While financial assistance will no longer be unlawful, provisions such as shareholders’ approval and a director’s statement of solvency will remain (to ensure that such financial assistance would not constitute a distribution by the company) until the amendment law comes into force.

Protected and incorporated cell companies

The introduction of provisions enabling the incorporation of protected cell companies, together with the more innovative concept of incorporated cell companies, was an important development of the companies law in 2006.

There have been further refinements to this area in 2008. One important change means that a cell of a cell company will no longer be forced to adopt the same directors on its board as the board of directors of the cell company itself.

Again, this will be particularly attractive to the funds industry, where it is now common to encounter umbrella funds structured as protected or incorporated cell companies and each cell established with different types of investors and underlying assets.

There is a number of miscellaneous changes to Jersey cell companies, including provisions for the conversion of a company to become a protected cell, a protected cell company or an incorporated cell company, and clarifying that a cell company no longer has responsibility for maintaining the register of members or preparing the accounts in respect of its underlying cells.

Solvency statements

The regulations also remove an onerous burden on directors to confirm that they have made “full enquiry into the affairs and prospects of the company” in the statutory solvency statements required for redemption and purchases of shares.

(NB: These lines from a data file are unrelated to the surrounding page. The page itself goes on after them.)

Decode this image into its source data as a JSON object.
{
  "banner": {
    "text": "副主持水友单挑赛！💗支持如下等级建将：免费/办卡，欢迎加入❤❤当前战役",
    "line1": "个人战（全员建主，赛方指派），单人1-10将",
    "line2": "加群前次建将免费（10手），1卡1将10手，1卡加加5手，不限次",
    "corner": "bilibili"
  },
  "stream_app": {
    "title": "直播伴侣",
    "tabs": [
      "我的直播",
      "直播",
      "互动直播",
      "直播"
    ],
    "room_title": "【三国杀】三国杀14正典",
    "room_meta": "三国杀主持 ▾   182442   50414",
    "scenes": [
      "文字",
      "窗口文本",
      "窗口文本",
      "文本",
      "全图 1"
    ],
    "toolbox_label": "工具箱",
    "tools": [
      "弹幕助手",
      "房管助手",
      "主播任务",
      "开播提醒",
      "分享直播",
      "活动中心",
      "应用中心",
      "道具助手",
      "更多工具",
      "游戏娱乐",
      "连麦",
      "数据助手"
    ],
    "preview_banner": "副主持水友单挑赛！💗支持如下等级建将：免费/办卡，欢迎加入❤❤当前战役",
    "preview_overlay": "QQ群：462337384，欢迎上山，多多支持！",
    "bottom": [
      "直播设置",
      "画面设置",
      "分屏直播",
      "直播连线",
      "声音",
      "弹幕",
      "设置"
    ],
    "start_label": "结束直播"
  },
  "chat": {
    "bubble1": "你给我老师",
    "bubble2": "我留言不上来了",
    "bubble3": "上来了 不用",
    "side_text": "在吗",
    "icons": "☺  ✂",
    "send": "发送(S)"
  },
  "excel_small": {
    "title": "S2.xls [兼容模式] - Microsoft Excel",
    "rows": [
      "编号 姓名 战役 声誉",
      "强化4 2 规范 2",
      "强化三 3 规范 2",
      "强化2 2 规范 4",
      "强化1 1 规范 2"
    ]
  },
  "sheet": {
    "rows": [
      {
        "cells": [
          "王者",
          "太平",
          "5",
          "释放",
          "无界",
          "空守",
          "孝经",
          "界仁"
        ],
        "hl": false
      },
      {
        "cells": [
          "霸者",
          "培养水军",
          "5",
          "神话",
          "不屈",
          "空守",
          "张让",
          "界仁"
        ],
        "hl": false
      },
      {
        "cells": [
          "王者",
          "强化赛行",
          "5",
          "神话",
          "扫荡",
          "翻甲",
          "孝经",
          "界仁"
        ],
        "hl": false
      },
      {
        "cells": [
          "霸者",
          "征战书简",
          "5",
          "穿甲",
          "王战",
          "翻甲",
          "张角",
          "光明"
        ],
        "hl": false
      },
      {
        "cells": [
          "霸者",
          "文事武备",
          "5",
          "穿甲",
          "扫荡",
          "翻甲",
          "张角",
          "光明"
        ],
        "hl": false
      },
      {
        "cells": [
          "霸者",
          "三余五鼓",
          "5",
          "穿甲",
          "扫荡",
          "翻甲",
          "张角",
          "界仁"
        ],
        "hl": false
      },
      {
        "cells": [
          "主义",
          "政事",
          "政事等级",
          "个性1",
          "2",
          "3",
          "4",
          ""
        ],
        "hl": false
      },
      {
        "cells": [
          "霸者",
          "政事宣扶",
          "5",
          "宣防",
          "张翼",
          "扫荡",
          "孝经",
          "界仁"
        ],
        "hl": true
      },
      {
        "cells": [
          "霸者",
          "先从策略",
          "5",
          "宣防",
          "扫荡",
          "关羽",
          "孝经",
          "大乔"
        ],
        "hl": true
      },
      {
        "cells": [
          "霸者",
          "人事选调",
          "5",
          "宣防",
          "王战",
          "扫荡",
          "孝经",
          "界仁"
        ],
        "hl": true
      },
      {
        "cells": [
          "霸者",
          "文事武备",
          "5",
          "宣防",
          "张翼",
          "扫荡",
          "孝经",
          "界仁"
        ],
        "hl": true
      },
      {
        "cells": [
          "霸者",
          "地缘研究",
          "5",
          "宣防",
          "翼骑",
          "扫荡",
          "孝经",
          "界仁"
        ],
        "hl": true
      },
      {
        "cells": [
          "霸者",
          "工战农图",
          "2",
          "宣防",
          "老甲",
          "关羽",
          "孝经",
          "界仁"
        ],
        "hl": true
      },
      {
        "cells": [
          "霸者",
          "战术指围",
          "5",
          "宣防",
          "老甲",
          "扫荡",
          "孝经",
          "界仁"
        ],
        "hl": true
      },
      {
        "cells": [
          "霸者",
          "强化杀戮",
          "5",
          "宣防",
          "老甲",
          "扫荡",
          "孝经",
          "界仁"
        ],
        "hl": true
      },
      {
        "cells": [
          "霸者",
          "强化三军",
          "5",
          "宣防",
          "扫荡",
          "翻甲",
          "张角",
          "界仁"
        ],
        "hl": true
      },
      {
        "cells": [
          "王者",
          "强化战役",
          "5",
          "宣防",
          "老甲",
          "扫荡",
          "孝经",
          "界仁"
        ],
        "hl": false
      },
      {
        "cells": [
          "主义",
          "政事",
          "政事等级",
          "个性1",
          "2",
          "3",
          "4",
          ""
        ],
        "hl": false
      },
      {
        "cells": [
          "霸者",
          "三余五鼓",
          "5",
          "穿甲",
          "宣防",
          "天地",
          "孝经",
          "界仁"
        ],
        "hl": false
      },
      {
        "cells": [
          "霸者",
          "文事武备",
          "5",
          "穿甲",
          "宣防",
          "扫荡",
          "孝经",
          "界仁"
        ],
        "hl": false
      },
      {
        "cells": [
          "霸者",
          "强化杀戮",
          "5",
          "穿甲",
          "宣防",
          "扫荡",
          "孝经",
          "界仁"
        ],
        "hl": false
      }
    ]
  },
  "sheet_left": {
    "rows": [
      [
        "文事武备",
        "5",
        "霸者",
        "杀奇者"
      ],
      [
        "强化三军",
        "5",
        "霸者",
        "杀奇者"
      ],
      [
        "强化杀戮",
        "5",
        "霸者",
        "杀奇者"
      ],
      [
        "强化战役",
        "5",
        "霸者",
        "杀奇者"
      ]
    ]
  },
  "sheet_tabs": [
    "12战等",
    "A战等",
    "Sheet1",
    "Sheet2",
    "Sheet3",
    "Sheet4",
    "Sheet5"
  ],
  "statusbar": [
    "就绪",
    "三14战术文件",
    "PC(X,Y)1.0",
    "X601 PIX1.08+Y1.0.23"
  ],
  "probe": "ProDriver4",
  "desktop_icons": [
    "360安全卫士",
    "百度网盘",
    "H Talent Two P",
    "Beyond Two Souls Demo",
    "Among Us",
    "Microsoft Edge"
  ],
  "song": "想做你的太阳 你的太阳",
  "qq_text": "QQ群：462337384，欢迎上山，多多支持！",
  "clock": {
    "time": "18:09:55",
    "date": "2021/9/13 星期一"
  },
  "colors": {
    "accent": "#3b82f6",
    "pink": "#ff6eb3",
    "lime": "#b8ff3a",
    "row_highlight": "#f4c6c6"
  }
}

This was interpreted as necessitating the production of updated accounts to ensure compliance with the statutory provisions. In practice, this was found to be both difficult and cumbersome, especially if financial statements were several months old.

The amendment law

The amendment law will greatly simplify the capital maintenance rules for distributions, reductions of share capital, redemptions/ purchases of shares and financial assistance. Distributions to a company’s shareholders and redemptions/repurchases of par value shares will be permitted to be effected from any source, provided that the directors make the requisite statement of solvency.

This reflects the general trend of focusing on the ongoing solvency of a company, rather than imposing particular statutory requirements on a company’s activities. Previously, a company wishing to make distributions (or redemptions/repurchases of par value shares) could do so only from sources prescribed in the companies law.

As a consequence of the changes to the companies law relating to distributions, the provisions regarding financial assistance will be amended further – removing the provisions concerning shareholder resolutions and solvency statements mentioned above.

The requirement for the Royal Court of Jersey to confirm reductions of capital comprising the return of assets to shareholders from a capital account will be removed. It is important to note that a return of capital in this instance will constitute a ‘distribution’ for the purpose of the companies law, and thus have to comply with the revised provisions in that regard. However, the simplification of the procedure, removing the expense of making a court application, will be welcomed.

Other miscellaneous amendments include the reduction of the notice period for AGMs or extraordinary general meetings to 14 days from 21 days, increased flexibility regarding preparation of accounts and permitting a Jersey public company to be designated a plc.

In summary, these changes introduce useful and practical enhancements to the companies law, and amendments necessary to ensure it remains included at the forefront of modern companies legislation. The amendments will be welcomed by industry and practitioners alike, and should also serve to retain Jersey’s attractiveness as a jurisdiction of choice for the incorporation of vehicles for fund companies and general corporate and banking transactions.

In particular, the increased flexibility of Jersey companies will make Jersey attractive for cross-border transactions.

Mark Chambers and Marcus Stone are partners at Ozannes